PROBLEM STATEMENT ->
Which of the lines in the data below contain the string "root"? Copy each of them.

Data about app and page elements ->
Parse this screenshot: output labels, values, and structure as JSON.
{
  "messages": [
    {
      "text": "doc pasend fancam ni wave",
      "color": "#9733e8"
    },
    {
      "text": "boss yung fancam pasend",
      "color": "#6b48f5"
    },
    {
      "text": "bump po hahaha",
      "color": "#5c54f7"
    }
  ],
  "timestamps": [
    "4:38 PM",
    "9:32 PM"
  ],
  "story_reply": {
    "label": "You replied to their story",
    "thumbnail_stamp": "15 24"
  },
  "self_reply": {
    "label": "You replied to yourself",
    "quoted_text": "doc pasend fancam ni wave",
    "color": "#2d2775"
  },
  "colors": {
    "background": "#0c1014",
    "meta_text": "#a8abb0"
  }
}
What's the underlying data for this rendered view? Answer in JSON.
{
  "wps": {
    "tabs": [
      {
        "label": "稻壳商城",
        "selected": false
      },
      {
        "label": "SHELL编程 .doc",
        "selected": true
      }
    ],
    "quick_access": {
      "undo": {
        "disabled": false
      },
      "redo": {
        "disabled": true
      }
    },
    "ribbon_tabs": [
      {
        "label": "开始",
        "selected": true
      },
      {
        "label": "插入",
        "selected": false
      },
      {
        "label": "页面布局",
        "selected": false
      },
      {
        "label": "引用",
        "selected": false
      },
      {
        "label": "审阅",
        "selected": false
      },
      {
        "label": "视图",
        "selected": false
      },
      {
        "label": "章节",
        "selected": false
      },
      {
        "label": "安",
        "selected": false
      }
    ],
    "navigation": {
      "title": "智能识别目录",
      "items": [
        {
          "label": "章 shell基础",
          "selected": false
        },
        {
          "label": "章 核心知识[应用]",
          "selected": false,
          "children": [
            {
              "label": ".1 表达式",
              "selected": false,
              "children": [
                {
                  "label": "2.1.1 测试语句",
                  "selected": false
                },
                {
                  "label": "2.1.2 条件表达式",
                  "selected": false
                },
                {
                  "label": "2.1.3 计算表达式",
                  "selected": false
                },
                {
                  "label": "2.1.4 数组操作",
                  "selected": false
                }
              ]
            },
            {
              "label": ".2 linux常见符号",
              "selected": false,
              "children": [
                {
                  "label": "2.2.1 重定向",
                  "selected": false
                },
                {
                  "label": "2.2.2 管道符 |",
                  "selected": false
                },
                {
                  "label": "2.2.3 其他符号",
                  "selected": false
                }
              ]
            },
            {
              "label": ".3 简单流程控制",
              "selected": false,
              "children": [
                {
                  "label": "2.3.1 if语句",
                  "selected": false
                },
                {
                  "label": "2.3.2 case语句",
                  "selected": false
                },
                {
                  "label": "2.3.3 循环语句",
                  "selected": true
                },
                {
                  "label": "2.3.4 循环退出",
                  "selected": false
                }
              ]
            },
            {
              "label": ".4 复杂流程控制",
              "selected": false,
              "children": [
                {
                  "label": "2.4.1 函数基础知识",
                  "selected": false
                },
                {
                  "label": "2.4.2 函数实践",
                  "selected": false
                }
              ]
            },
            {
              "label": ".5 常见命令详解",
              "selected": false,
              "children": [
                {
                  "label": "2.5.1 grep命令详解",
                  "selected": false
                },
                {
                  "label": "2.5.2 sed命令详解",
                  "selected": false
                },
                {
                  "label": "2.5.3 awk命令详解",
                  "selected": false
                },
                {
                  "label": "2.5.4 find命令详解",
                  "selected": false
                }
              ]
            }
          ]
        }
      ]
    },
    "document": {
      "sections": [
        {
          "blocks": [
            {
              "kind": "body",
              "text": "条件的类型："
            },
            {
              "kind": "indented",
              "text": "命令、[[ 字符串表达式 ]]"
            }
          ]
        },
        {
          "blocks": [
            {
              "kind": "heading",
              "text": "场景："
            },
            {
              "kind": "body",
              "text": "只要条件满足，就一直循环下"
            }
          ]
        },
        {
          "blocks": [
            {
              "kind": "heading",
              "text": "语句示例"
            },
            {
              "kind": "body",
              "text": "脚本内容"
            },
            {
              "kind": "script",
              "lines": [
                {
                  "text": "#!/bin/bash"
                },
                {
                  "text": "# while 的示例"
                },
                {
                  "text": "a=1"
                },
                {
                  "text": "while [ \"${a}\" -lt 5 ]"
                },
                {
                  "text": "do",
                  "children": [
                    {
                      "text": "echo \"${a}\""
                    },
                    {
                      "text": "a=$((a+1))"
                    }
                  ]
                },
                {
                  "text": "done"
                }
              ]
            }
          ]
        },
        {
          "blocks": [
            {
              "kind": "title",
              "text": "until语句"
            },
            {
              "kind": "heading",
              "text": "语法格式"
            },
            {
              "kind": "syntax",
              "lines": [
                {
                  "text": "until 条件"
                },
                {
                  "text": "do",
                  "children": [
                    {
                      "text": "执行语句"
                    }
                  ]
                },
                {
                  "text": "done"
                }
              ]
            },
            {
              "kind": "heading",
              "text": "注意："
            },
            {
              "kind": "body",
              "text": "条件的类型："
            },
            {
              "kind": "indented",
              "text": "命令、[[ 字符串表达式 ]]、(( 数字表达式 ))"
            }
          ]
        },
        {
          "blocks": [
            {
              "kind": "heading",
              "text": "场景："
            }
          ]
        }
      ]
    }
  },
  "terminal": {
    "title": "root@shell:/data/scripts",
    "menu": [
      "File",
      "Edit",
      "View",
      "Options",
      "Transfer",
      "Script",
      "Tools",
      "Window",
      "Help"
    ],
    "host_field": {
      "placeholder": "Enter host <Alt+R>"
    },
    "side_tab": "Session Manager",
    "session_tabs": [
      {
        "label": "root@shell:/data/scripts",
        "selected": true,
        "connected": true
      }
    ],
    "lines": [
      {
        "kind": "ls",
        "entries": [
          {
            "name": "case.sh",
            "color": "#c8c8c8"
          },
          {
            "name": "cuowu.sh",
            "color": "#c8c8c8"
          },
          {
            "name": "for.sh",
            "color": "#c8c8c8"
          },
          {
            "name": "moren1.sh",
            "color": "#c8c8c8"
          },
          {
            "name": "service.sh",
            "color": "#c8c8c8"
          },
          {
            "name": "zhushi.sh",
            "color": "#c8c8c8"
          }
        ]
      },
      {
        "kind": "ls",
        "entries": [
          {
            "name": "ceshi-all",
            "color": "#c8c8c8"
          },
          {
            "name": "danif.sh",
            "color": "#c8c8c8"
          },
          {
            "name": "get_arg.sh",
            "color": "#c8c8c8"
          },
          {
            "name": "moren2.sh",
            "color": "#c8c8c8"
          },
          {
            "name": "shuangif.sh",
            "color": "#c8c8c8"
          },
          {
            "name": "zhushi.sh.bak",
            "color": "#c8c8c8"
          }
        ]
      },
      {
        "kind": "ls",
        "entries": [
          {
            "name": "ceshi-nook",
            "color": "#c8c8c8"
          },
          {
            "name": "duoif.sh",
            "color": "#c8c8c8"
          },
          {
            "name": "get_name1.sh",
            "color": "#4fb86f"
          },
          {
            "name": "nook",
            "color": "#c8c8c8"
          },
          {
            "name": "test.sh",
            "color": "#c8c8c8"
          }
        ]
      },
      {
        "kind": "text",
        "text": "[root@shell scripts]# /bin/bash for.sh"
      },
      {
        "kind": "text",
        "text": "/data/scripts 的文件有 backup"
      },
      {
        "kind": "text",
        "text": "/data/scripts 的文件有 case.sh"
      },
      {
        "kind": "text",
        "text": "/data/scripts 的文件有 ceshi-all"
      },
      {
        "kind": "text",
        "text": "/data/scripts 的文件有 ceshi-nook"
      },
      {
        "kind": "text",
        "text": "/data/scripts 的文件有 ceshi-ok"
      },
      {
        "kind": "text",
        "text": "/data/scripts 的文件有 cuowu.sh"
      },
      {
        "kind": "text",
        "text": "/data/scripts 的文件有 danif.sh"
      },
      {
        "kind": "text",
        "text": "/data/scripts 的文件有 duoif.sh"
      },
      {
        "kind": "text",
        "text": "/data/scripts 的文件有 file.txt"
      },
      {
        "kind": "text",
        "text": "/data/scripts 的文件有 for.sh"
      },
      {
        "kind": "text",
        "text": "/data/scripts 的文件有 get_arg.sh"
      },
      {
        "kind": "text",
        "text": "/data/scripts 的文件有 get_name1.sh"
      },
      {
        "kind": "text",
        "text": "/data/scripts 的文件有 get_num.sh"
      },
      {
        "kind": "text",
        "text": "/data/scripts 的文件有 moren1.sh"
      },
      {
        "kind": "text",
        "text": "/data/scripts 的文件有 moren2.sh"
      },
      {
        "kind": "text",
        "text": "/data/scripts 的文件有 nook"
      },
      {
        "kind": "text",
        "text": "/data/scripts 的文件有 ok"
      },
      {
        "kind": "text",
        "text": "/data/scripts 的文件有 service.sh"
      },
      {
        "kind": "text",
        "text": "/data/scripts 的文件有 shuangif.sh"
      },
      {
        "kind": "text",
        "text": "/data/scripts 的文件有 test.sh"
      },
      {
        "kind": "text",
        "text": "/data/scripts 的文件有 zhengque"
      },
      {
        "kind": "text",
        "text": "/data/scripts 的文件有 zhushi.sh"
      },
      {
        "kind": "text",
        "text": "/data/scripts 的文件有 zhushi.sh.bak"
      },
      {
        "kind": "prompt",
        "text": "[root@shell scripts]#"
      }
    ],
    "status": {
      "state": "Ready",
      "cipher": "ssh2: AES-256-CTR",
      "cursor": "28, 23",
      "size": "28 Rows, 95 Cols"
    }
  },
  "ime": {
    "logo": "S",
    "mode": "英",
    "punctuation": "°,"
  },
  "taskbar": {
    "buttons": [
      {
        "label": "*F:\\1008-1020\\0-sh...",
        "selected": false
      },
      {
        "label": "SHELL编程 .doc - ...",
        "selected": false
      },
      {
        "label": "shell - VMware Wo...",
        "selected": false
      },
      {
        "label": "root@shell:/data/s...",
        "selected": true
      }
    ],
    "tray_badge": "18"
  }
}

WRITTEN ANSWER ->
    "title": "root@shell:/data/scripts",
        "label": "root@shell:/data/scripts",
        "text": "[root@shell scripts]# /bin/bash for.sh"
        "text": "[root@shell scripts]#"
        "label": "root@shell:/data/s...",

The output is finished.